Ulama-e-Islam, a religious political party calling for a pure Islamic
state and closely linked to the Taliban.
“This is well known in Swabi as a militant madrassa that gives young men ideologicial training for jihad,” she said.
We also visited Panjpir madrassa, which controls a network of seminaries across Khyber Pakhtunkhwa.

Boys study at Jami Gasmia, a militant madrassa where boys as young as 6 years old rise at 4.30am six days a week to recite and learn the Koran. They do this until 10pm. Photo / Angela Catlin
Boys study at Jami Gasmia, a militant
madrassa where boys as young as 6 years old rise at 4.30am six days a
week to recite and learn the Koran. They do this until 10pm. Photo /
Angela Catlin

Panjpir is where Maulana Fazlullah, the leader of the
Tehrik-i-Taliban Pakistan (TTP), received religious education. He is the
man who ordered the shooting of Malala and the attack on the school in
Peshawar.
We were given a short tour and obtain some official newsletters which Gulalai later translates.
She
says: “Although TTP claimed responsibility for the Army Public School
attack the [Panjpir] newsletter says the Taliban and Pakistan Army are

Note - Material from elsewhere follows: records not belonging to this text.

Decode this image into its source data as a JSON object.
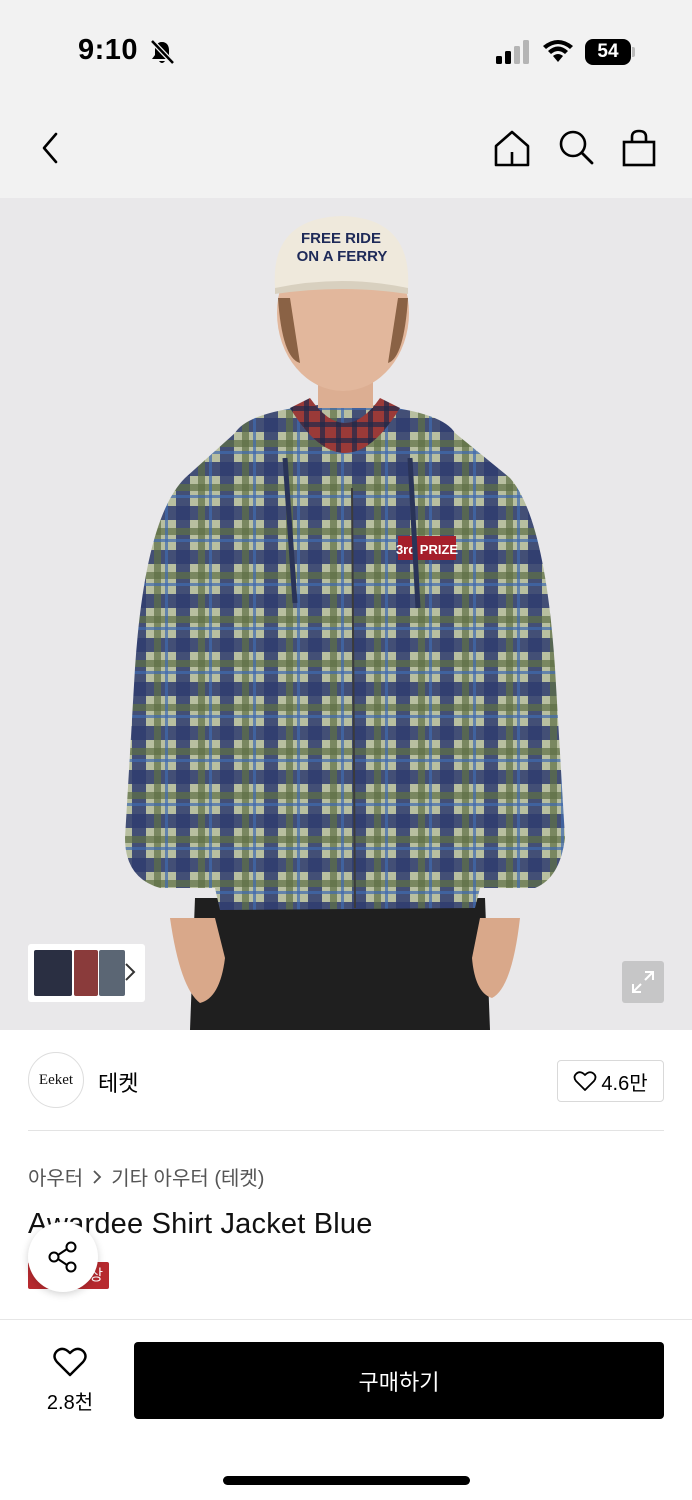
{
  "status_bar": {
    "time": "9:10",
    "battery_level": "54",
    "icons": [
      "bell-slash-icon",
      "cellular-signal-icon",
      "wifi-icon",
      "battery-icon"
    ]
  },
  "nav": {
    "icons": [
      "back-chevron-icon",
      "home-icon",
      "search-icon",
      "shopping-bag-icon"
    ]
  },
  "hero": {
    "cap_text_line1": "FREE RIDE",
    "cap_text_line2": "ON A FERRY",
    "patch_text": "3rd PRIZE"
  },
  "brand": {
    "logo_text": "Eeket",
    "name": "테켓",
    "like_count": "4.6만"
  },
  "breadcrumb": {
    "level1": "아우터",
    "level2": "기타 아우터 (테켓)"
  },
  "product": {
    "title": "Awardee Shirt Jacket Blue",
    "title_visible": "A    rdee Shirt Jacket Blue",
    "badge": "상"
  },
  "bottom_bar": {
    "wish_count": "2.8천",
    "buy_label": "구매하기"
  },
  "colors": {
    "buy_button": "#000000",
    "badge": "#b72a2f",
    "nav_bg": "#f2f2f2"
  }
}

all one people, and that external factors and agencies are trying to
create an internal conflict within Pakistan by portraying the Taliban as

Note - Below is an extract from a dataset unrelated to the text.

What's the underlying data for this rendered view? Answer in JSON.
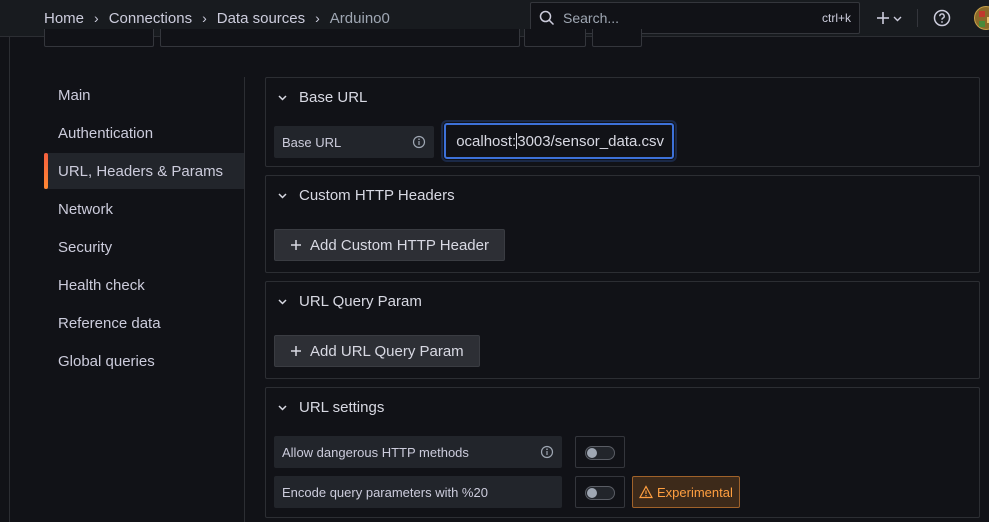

the enemies of Pakistan.”
Gulalai says this newsletter is a very clear apologist stance for the Taliban.
“The
narrative of this madrassa is to take the responsibility away from the
Taliban and blame other countries such as Israel and India. There is
also an article on blasphemy saying that if someone says something
against the Prophet then they should be killed … so again this is a
very militant perspective instead of talking about tolerance and leaving
alleged offences to the rule of law. They are telling people it is OK
to kill someone involved in blasphemy or other religious offences.”
After finishing translating, Gulalai says the fight for Pakistan will continue, no matter what the threat.

Tags:
shared on wplocker.com